From the report:
A new Rasmussen Reports telephone survey of likely Pennsylvania voters finds Toomey out front 47% to 38%. Five percent (5%) prefer another candidate, and 10% are undecided.
A month ago, Toomey posted a 49% to 40% lead over Republican-turned-Democrat Specter.
Specter is running comfortably ahead of his Democratic Primary challenger, Congressman Joe Sestak. Toomey, for the second month in a row, leads Sestak 43% to 35%. Given that match-up, seven percent (7%) like some other candidate, and 15% are not sure whom they’ll vote for.
In December, Toomey led Specter by four and Sestak by six.
Toomey and Sestak debated healthcare last September, and each took turns contrasting their positions from that of Arlen Specter, whose position on health care wavered as he moved from the Republican Party to the Democratic Party.
The Toomey campaign issued this statement today:
Thank you for your letter of February 18th inviting me to join you in a debate. I can certainly understand your frustration with Senator Arlen Specter’s refusal to engage in debates with you. Like many politicians who have spent decades in Washington, Sen. Specter maintains a sense of entitlement to his office and he is unwilling to put his record and ideas to the test of open and honest debate. Pennsylvanians deserve better than that from their U.S. Senator.
I share your view that our debate last September on the vital topic of health care was very constructive. Not only did it offer Pennsylvanians an opportunity to hear vastly different perspectives on health care policy, but it also showed that a liberal like you, and a conservative like me, can have a civil and productive dialogue even in the midst of a competitive campaign. That’s something that is all too rare in the political process today, and I commend you for your interest in pursuing it.
I am pleased to accept your invitation for another such joint forum. This time, I suggest we focus our debate on what is unquestionably the number one issue facing Pennsylvania and America, namely the state of our economy and our nation’s fiscal policies.
As you know, Pennsylvania’s unemployment rate is 8.9%. That is 1.4 points higher than at this time last year when you voted to spend $787 billion on a government spending “stimulus” plan that was sold as something that would reduce joblessness. In the ensuing year, while our economy has worsened, so too has our nation’s fiscal outlook, with a current year’s budget deficit larger than any in U.S. history.
These are topics that are very worthy of discussion, and I agree that Pennsylvania voters will benefit from a vigorous exchange of ideas. I will have my campaign staff contact yours to work on the details of date, location, and format.
I look forward to it; but this time, you’re buying the beer.
It is these kinds of exchanges that the average American voter can appreciate.
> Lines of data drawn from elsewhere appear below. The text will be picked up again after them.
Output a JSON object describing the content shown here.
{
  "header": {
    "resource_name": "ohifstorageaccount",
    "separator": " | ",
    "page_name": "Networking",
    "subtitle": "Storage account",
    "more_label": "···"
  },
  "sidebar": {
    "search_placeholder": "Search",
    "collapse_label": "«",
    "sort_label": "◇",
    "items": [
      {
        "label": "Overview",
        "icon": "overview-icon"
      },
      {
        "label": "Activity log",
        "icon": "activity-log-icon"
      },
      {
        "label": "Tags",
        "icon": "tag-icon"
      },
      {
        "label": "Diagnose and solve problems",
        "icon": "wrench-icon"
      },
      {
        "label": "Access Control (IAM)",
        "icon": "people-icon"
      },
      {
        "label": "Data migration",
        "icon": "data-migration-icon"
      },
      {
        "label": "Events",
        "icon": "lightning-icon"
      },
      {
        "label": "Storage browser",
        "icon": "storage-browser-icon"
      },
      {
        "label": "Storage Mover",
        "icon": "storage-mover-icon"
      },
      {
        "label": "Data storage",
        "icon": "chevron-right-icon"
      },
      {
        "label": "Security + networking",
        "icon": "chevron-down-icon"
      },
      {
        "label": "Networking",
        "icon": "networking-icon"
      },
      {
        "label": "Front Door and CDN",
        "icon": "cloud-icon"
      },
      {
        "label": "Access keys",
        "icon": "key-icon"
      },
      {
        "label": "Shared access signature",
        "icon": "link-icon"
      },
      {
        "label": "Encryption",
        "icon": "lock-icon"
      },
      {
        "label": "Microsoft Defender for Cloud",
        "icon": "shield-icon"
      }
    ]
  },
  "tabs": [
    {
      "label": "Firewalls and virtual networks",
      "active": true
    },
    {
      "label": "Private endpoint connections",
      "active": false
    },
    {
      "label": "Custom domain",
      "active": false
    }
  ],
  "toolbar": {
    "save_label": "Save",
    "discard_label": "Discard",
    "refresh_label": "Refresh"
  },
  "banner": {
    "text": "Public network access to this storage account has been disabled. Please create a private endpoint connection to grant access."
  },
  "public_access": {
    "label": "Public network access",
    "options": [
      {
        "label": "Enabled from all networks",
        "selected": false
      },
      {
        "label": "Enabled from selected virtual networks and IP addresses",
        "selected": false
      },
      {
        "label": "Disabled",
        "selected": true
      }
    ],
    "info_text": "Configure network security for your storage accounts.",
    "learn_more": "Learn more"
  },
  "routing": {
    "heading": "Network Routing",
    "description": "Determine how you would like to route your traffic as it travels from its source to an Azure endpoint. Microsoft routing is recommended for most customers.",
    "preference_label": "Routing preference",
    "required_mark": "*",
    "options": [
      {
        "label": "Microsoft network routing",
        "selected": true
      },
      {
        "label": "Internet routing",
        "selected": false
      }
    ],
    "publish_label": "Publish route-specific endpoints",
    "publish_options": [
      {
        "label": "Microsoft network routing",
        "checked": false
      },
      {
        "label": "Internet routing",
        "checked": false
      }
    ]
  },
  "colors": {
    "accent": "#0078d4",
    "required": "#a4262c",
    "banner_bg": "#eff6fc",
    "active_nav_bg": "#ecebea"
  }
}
Certainly, Specter's slumping popularity is helping drive the back-and-forth between Toomey and Sestak, but the combination of factors which are driving these campaigns will only help the voters in Pennsylvania decide.